DALE CITY — Evangel boys basketball coach Jim Fisher says he expects a lot from senior Dan Rowenhorst this season: Scoring, running the offense from point guard, tough defense, leadership skills.
Expectations that high, for some, might be considered pressure — pressure to perform, pressure to lead. But for Rowenhorst, the demands of the basketball life, no matter how strenuous, won’t be anything like the strains of real life.
Edward Rowenhorst, Dan’s brother, was one of the 189 people killed in the terrorist attack on the Pentagon on Sept. 11.
Dan remembers the day. He first heard the news on the way to a field trip from school. He said he wasn’t that worried about his brother at first, but as time passed, his concern grew.

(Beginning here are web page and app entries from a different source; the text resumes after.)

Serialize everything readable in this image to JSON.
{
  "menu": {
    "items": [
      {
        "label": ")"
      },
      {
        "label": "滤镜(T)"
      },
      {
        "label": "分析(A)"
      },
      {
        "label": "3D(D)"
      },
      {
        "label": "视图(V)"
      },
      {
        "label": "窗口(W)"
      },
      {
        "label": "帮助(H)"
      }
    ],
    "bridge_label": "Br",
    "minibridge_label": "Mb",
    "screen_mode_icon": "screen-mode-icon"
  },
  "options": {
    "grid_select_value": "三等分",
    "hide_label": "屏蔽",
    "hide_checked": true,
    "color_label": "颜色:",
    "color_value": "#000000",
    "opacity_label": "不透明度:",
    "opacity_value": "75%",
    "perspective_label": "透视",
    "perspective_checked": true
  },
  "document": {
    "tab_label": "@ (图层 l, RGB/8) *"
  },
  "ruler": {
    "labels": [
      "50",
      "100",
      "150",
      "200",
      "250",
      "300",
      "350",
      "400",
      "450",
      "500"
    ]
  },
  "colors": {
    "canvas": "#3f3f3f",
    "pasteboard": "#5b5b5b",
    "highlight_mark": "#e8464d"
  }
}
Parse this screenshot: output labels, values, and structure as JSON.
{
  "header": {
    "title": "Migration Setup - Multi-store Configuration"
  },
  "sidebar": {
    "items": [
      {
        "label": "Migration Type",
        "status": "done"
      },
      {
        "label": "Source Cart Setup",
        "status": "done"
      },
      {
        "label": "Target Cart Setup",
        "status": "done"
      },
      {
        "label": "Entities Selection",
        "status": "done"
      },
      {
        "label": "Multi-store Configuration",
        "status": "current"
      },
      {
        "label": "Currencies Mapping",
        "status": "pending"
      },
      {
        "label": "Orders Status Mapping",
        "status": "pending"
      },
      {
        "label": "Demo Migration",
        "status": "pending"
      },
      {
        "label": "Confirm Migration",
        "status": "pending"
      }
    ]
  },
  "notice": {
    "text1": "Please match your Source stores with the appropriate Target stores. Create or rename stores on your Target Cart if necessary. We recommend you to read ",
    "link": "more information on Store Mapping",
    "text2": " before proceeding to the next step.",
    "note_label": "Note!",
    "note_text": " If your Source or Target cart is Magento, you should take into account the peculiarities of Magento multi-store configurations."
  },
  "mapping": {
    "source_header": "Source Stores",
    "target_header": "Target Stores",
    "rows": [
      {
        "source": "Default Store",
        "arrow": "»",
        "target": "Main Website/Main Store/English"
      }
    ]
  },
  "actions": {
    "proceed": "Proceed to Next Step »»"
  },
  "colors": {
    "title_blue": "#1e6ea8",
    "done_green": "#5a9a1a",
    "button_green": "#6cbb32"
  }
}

“We knew if he was out [of the building], he would have called us,” Rowenhorst explained.
That night, the rest of Dan’s family went to Washington. He stayed home alone, waiting for the good news that never came.
In the two and a half months that have passed since the attacks, basketball has diminished in significance for Rowenhorst. At the same time, sports have become a release.
“It’s just good to get away from everything,” Rowenhorst said.
If anyone is in position to heal with Rowenhorst, it’s his coach. Fisher, before retiring, worked in the Pentagon. His old office was just yards from the impact site, and he knew two of the building’s secretaries that perished in the attack.
“You stop and pause, [and see] how precious life is, how God has watched over us and taken care of us,” Fisher explained. “That’s what we preach to our kids: Your walk with God is more important, your schoolwork is more important than is basketball. So we emphasize that.
“You just thank God for every minute, every day.”
Since the attacks, sports for most of the country have become secondary. Fisher and Rowenhorst are no different.
“It probably helps me to focus that I’m dealing with individual lives here. I’m dealing with young men that, basically, are heading into the prime of their lives,” Fisher said. “It makes me concentrate more on instilling in them the right morals, the right values, the right direction for their lives — not only in basketball, but in life itself. And just live our life to the fullest in what God would have us do, and just do the best we can, every day of our lives.”
Rowenhorst admits basketball was once a primary focus of his life, but things have changed.
“With him dying, it puts everything in perspective,” Rowenhorst explained. “Basketball isn’t the most important thing in life. But I know he wouldn’t want me to stop doing something. He’d want me to keep playing.”
In the end, basketball alone couldn’t provide the comfort that Rowenhorst needed. His faith was the key.
Going to Evangel, a private Christian school, one would expect religion to play an important role in a student’s life. Rowenhorst’s faith, reinforced at Evangel, has helped him move past the pain.
“It’s definitely been a big part,” Rowenhorst said of his faith. “You gotta have faith in God.”
“He accepted the Lord’s will. He’s a good kid of faith,” Fisher said. “He trusts that his brother is in heaven … I think he’s handled it extremely well.”
While the value of hoops has — in some respects — depreciated, there is something else to fill the void for Rowenhorst: In his brother’s absence, he has tried to help raise his brother’s young daughters. That’s a challenging task for any 18-year old, but for Rowenhorst, it’s not a challenge; it’s a responsibility.
Rowenhorst said he doesn’t want them to grow up without a male figure in their lives. And since he visited them frequently, even before Sept. 11, the transition in equating Dan as that figure goes a little more smoothly.
“They look up to me a lot, and I’m really close to them, even before my brother died,” Rowenhorst said. “Now, I see them a lot more — they come over to see me or I go over to see them. I try to be with them, so they have a father figure.”
As the discussion turns toward the upcoming season — the Eagles open their season Friday with a trip to the United Tournament at the United Christian Academy in Stanardsville — Rowenhorst brightens. A smile reappears across his face, his countenance livens.
Basketball, as a release.
“You’ve got to have a goal of winning a championship. Otherwise, why even play?” he said. “Individual stats really aren’t that important, but it’s always nice to have them.”